“I mean, my sophomore year there we were 0-16, but you still believed,” he said. “You still believed in the city, you believed that one day we would have a Super Bowl winner there. I hope it happens to you sooner or later. I’ve lived in Michigan all my adult life, I always am still there, I love you guys, I appreciate all of the love and support you’ve shown me from then to now. As I said, Detroit City is definitely number 1 in my heart. “
Towards the end of his career, injuries weighed heavily on Johnson. He had surgery to solve knee, ankle and finger problems and was considering retiring a year before hanging the cleats.

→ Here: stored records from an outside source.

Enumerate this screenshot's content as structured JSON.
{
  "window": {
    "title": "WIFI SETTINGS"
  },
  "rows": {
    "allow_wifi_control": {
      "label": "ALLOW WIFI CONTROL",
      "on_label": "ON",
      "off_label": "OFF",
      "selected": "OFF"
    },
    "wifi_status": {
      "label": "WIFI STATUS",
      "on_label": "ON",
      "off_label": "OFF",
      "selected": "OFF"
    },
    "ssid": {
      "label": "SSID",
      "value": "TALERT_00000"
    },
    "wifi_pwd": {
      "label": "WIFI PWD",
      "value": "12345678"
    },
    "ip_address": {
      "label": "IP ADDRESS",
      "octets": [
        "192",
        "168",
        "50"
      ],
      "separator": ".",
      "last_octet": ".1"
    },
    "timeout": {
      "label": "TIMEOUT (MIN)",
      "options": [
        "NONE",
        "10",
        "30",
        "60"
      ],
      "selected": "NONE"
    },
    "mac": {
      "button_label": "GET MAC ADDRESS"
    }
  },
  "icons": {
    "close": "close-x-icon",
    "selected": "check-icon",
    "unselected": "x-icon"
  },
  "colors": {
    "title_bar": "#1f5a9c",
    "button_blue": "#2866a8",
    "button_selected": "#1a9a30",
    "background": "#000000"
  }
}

In his final season in 2015, Johnson put down 1,214 yards and nine touchdowns for 88 catches. And while he clearly remained a problem for the defense, Johnson’s heart was no longer focused on playing football.
He officially retired on March 8, 2016. He stepped out the side door without holding a final press conference, true to his longstanding preference of avoiding the spotlight that went beyond what his game naturally commanded.
After his retirement, the Lions attempted to reclaim part of Johnson’s signing bonus, which ultimately grossed approximately $ 1 million and created a gap between the player and the franchise that still exists today.
Lions owner Sheila Ford Hamp and team president Rod Wood have expressed hope to rebuild that relationship, and Johnson said he recently had talks with Ford Hamp in which positive progress has been made.
Johnson becomes the 22nd Lions player to be inducted into the Hall of Fame and joins a prestigious group that includes Barry Sanders, Lem Barney, Doak Walker, Bobby Layne and Joe Schmidt.
“On behalf of the entire Detroit Lions organization, I would like to congratulate Calvin Johnson on being named first candidate for the Pro Football Hall of Fame,” said Ford Hamp. “Calvin is one of the best to have ever worn a Lions uniform … This is the highest individual honor in football and I am delighted to know that Calvin Johnson’s legacy will forever be anchored in Canton.”